> **Required work**:
Check every line of the entries below for "icon", and copy the lines that have it.

> **Records for the task**:

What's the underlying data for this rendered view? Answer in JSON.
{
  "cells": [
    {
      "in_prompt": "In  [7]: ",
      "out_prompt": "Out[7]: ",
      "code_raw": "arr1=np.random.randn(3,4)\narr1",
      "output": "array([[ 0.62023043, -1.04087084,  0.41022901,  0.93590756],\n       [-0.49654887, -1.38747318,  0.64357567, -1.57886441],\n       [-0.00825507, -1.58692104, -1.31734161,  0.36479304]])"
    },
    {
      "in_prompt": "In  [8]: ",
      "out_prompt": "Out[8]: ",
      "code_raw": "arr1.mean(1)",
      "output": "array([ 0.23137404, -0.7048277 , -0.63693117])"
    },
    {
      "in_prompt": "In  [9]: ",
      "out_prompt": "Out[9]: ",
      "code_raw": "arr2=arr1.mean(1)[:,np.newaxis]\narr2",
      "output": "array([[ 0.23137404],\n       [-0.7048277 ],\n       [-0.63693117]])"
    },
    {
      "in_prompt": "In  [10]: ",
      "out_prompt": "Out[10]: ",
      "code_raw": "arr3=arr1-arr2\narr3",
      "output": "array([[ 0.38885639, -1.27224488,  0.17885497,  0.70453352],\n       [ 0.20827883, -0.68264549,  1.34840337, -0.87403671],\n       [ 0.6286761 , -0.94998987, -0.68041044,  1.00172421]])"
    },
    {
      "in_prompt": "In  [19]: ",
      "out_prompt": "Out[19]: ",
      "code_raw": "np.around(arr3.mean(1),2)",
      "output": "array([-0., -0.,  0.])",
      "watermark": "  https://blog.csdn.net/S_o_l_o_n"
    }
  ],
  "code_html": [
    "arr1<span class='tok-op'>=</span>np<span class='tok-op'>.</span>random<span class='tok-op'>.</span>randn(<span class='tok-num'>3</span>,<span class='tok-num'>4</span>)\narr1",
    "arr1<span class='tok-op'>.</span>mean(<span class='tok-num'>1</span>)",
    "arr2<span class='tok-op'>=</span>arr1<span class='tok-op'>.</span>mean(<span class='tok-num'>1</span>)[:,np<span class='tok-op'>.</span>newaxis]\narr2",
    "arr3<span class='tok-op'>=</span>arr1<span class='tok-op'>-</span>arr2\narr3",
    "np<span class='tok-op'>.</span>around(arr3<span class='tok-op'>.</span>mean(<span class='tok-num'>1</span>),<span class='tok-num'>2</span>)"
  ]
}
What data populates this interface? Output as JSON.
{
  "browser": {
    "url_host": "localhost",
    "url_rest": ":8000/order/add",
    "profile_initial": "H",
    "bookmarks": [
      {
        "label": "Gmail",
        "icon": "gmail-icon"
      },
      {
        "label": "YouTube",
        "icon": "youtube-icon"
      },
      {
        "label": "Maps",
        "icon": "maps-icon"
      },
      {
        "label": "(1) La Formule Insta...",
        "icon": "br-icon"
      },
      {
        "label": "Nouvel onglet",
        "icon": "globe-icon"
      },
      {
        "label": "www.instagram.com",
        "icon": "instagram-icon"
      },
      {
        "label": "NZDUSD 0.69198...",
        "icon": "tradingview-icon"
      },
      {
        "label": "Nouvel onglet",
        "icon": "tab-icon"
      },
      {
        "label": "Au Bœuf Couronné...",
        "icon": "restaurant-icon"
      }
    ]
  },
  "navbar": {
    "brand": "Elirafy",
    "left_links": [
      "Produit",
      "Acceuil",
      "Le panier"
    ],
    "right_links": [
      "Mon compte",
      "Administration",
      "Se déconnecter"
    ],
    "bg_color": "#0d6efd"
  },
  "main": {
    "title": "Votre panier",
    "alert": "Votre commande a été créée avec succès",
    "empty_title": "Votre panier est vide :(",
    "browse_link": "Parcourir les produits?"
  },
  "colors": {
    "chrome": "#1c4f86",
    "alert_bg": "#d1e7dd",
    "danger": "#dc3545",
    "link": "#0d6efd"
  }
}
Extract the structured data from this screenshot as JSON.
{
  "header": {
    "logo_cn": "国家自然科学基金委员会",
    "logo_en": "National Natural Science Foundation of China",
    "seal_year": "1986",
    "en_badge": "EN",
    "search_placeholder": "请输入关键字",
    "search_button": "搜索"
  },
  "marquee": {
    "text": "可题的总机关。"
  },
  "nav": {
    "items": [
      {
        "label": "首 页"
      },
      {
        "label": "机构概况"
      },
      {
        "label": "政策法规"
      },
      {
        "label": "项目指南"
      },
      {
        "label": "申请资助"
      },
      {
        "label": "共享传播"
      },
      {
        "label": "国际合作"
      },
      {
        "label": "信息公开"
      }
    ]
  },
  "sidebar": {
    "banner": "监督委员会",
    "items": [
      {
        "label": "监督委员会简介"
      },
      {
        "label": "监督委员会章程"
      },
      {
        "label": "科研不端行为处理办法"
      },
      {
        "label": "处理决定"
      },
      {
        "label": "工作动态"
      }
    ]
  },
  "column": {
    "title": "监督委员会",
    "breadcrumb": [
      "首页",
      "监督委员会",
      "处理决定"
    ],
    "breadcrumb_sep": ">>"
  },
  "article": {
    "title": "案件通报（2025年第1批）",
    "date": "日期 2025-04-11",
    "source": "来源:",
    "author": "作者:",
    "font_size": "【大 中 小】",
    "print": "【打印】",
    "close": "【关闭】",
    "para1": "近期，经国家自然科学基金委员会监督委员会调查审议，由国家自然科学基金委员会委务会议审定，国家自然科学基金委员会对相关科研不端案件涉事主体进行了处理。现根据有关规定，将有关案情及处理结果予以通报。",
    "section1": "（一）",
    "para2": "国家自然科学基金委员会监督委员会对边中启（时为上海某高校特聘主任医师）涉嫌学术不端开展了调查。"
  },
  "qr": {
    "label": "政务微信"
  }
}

> **Answer section**:
        "icon": "gmail-icon"
        "icon": "youtube-icon"
        "icon": "maps-icon"
        "icon": "br-icon"
        "icon": "globe-icon"
        "icon": "instagram-icon"
        "icon": "tradingview-icon"
        "icon": "tab-icon"
        "icon": "restaurant-icon"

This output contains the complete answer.